Ashley Good: I decided to become a filmmaker when I realized that if I wanted to have any of my screenplays made, I was going to have to film them myself.
While Victoria’s film industry is growing, the majority of projects being shot here are backed by large American production companies, which won’t accept unsolicited screenplays. So you can’t get an agent, unless you’ve had your work produced, and you can’t get your work produced until you have an agent… It’s a real catch 22.
My first project was a “proof of concept” pilot for a potential series that I wrote. It was incredibly low budget (some of the actors even took turns working as boom ops), but as soon as I said “action” for the first time, I knew that I wanted to focus on filmmaking.
SKSM: When did you make In the Deathroom? Can you tell me a little about the production? How much did it cost? How long did it take to film it?
Ashley Good: In the Deathroom was shot over one day in October. It was one of the most straight forward productions that I have worked on, as I had a very clear mental image of how I wanted it to look. It was a tricky to explain my “game show” plans to the rest of the crew, but as soon as one of the leads, Ross Ogilvie (Escobar) said “Like Running Man!” the rest of the crew understood.

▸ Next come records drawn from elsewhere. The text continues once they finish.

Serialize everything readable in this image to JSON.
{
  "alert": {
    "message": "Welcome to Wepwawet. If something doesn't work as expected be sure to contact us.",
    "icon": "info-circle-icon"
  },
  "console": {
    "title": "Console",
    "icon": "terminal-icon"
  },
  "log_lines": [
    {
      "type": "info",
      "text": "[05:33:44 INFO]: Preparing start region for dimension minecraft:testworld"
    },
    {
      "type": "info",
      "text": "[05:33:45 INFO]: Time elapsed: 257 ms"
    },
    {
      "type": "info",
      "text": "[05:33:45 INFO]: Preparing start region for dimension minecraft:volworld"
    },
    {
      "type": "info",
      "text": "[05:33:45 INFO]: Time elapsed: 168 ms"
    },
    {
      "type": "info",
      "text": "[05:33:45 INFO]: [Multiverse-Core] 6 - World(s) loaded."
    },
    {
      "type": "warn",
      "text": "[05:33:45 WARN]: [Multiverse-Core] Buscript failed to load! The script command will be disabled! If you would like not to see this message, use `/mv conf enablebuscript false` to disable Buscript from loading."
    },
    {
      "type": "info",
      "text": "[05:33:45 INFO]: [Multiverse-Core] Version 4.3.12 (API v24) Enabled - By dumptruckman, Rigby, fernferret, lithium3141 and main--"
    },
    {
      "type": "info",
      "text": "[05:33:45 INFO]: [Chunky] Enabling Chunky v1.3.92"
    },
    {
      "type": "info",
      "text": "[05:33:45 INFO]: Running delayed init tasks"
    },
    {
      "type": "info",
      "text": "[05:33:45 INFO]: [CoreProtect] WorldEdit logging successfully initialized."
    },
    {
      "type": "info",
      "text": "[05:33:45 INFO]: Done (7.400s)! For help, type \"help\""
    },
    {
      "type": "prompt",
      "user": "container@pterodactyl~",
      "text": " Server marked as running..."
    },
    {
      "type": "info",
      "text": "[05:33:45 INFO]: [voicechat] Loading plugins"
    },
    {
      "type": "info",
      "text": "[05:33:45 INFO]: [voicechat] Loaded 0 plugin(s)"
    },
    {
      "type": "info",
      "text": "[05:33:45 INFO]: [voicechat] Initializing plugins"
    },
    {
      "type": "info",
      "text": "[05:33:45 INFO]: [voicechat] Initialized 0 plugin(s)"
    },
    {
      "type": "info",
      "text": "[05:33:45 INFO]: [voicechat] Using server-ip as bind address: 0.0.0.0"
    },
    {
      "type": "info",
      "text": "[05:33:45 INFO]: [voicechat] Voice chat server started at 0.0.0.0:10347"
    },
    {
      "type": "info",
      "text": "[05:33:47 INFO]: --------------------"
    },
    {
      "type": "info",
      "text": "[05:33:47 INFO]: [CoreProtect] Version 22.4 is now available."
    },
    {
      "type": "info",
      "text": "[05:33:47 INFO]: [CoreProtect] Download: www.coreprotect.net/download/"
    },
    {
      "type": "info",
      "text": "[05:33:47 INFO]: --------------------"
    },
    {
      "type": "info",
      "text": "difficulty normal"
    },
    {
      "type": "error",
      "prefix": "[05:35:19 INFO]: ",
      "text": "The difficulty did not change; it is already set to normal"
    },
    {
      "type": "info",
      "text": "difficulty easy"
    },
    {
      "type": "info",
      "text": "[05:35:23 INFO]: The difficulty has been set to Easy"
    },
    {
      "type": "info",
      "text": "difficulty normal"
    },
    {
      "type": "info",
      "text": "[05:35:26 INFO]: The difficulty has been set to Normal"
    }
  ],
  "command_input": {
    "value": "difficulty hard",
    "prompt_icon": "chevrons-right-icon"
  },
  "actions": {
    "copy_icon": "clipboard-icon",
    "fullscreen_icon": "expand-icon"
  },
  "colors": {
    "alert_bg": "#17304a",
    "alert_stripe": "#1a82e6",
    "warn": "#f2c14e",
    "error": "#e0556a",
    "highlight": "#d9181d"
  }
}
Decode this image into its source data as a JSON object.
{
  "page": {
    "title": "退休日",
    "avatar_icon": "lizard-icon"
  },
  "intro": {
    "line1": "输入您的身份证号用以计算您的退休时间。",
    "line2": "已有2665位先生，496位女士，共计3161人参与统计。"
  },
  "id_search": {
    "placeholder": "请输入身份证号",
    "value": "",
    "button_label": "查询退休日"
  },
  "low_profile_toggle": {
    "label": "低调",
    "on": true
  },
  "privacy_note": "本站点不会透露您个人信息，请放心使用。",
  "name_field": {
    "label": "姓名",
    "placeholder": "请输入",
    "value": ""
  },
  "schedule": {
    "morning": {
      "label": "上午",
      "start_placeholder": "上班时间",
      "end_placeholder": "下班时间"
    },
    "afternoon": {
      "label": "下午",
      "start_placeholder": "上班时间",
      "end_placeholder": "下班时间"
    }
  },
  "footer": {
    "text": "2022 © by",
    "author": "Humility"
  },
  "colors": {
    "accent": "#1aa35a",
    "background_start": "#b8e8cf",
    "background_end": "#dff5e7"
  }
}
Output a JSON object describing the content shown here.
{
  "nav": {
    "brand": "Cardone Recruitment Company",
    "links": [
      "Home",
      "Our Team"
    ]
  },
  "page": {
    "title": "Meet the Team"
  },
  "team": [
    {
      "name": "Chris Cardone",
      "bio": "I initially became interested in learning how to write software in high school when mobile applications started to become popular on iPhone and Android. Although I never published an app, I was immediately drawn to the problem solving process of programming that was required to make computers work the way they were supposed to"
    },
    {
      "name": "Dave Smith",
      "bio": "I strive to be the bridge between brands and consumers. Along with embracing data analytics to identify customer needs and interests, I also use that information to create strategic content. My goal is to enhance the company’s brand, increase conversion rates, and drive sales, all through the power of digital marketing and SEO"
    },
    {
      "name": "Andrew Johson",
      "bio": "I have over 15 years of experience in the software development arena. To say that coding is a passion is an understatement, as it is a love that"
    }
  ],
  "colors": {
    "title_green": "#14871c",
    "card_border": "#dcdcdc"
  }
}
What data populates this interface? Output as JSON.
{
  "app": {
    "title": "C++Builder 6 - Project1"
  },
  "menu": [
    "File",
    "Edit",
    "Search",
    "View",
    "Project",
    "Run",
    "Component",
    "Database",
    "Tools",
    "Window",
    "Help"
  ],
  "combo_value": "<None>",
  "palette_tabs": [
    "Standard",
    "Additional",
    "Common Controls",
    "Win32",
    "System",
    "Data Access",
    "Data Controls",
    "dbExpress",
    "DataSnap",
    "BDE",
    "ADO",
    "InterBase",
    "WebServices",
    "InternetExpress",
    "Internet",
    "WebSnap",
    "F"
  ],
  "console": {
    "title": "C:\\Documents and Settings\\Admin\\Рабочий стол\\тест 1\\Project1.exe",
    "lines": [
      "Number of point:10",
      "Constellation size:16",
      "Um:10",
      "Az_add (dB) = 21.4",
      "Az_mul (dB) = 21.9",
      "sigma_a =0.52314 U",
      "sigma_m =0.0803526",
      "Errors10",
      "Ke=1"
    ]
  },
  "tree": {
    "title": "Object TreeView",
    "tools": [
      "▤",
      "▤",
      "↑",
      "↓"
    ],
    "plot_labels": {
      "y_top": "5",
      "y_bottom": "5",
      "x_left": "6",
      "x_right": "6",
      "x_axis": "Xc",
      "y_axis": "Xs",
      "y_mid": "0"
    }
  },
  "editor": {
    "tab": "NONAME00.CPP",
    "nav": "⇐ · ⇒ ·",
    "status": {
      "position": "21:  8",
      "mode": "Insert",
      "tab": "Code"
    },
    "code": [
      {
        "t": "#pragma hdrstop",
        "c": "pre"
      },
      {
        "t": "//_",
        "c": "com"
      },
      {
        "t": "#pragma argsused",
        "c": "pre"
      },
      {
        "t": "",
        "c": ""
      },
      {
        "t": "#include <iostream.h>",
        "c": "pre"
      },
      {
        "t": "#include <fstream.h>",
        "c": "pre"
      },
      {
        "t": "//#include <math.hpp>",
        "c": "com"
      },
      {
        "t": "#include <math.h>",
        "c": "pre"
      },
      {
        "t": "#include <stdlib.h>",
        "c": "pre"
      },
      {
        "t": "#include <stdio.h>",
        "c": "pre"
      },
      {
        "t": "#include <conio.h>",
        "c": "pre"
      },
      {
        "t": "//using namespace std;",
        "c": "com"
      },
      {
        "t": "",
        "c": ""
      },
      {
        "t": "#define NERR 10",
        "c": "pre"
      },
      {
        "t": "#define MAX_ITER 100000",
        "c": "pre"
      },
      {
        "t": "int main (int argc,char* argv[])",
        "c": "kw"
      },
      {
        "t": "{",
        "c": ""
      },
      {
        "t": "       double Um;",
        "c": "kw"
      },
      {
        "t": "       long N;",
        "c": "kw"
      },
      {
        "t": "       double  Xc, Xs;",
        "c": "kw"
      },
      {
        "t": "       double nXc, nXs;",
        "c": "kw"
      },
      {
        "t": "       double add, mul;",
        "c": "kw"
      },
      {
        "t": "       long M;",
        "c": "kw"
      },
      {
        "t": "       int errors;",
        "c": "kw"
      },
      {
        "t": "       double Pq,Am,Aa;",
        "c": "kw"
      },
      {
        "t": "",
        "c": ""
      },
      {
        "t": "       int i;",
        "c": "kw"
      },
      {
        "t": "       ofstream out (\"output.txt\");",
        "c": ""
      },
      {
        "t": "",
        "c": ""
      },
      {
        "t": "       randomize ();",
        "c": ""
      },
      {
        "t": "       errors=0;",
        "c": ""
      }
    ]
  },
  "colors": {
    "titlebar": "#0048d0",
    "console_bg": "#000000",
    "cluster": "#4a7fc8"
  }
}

The entire production had a budget of less than $500 CAD.
SKSM: How come you picked In the Deathroom to develop into a movie? What is it in the story that you like so much?
Ashley Good: I picked In the Deathroom because it of its twisted underlying dark humour. My own projects have all been dark comedies, so I wanted to pick a Dollar Baby that I could hopefully do justice to. Popsy would have been interesting to attempt, but it would have been so out of my comfort zone to direct that I don’t believe I could have been true to the story.
Read the rest, here.